This month's best new mysteries include an inventive debut, a humorous island romp, Nesbø’s latest Swedish thriller and a complex tale of crime in Toronto.
This month's best new mysteries include a tense psychological thriller set in Tokyo, plenty of high-stakes espionage and a long-awaited Swedish translation.
Readers who fancy top-notch crime procedurals need look no further than the latest by seasoned Brit author Ann Cleeves. Harbour Street is her sixth mystery featuring Detective Inspector Vera Stanhope and her Northumbrian detective team.
Read a page or three of Riot Most Uncouth and you may wonder why you’d want to stick around while young Lord Byron, author Daniel Friedman’s overwrought and outlandish protagonist, makes his eccentric, in-your-face debut.

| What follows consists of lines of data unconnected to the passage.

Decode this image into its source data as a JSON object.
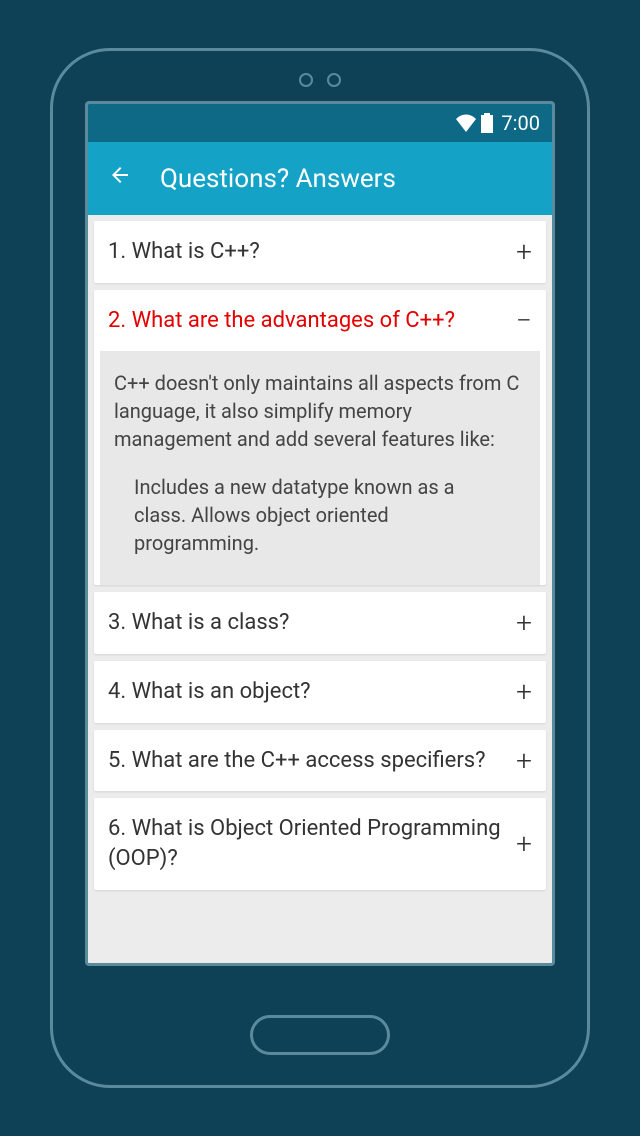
{
  "status": {
    "time": "7:00"
  },
  "appbar": {
    "title": "Questions? Answers"
  },
  "questions": [
    {
      "num": "1.",
      "text": "What is C++?",
      "expanded": false
    },
    {
      "num": "2.",
      "text": "What are the advantages of C++?",
      "expanded": true,
      "answer_p1": "C++ doesn't only maintains all aspects from C language, it also simplify memory management and add several features like:",
      "answer_p2": "Includes a new datatype known as a class. Allows object oriented programming."
    },
    {
      "num": "3.",
      "text": "What is a class?",
      "expanded": false
    },
    {
      "num": "4.",
      "text": "What is an object?",
      "expanded": false
    },
    {
      "num": "5.",
      "text": "What are the C++ access specifiers?",
      "expanded": false
    },
    {
      "num": "6.",
      "text": "What is Object Oriented Programming (OOP)?",
      "expanded": false
    }
  ]
}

But stay on for a few more pages and you’ll find yourself intrigued and then committed to Friedman’s lavish, over-the-top plot and larger-than-life characters.
In this month's best new mysteries, an ex cop seeks bloody atonement, Precious Ramotswe returns to solve a new case, the Lincoln Lawyer teams up with Harry Bosch and a reluctant spy seeks to keep the British Commonwealth afloat.
In real life, British author Peter James rides regularly with the Sussex police on their rounds. This fascination with police procedures and the milieu of law enforcement is amply displayed in his best-selling Roy Grace crime novels, now in its 11th installment with You Are Dead.
There’s trouble among the upper crust of 1930s London society, and in Ashley Weaver’s absorbing second mystery, Death Wears a Mask, the lovely and aristocratic Amory Ames is once again at the ready. She unmasked a murderer in Weaver’s 2014 debut, Murder at the Brightwell, and now a wealthy acquaintance has sought her help in ferreting out a thief.
This month's best new mysteries include investigations across the globe in China, Korea, Canada and Paris.
Italian-born author Elsa Hart lived in China for a time, absorbing knowledge of its history, customs and manners, and in her exceptional debut mystery, Jade Dragon Mountain, she evokes its essence for readers in often dreamlike, mesmerizing prose.
Woe be unto the free-range American reader who casually picks up any of Louise Penny’s Chief Inspector Gamache mysteries, set in the French-Canadian village of Three Pines, expecting a “Murder, She Wrote”-style cozy. The author erupts at the mere suggestion.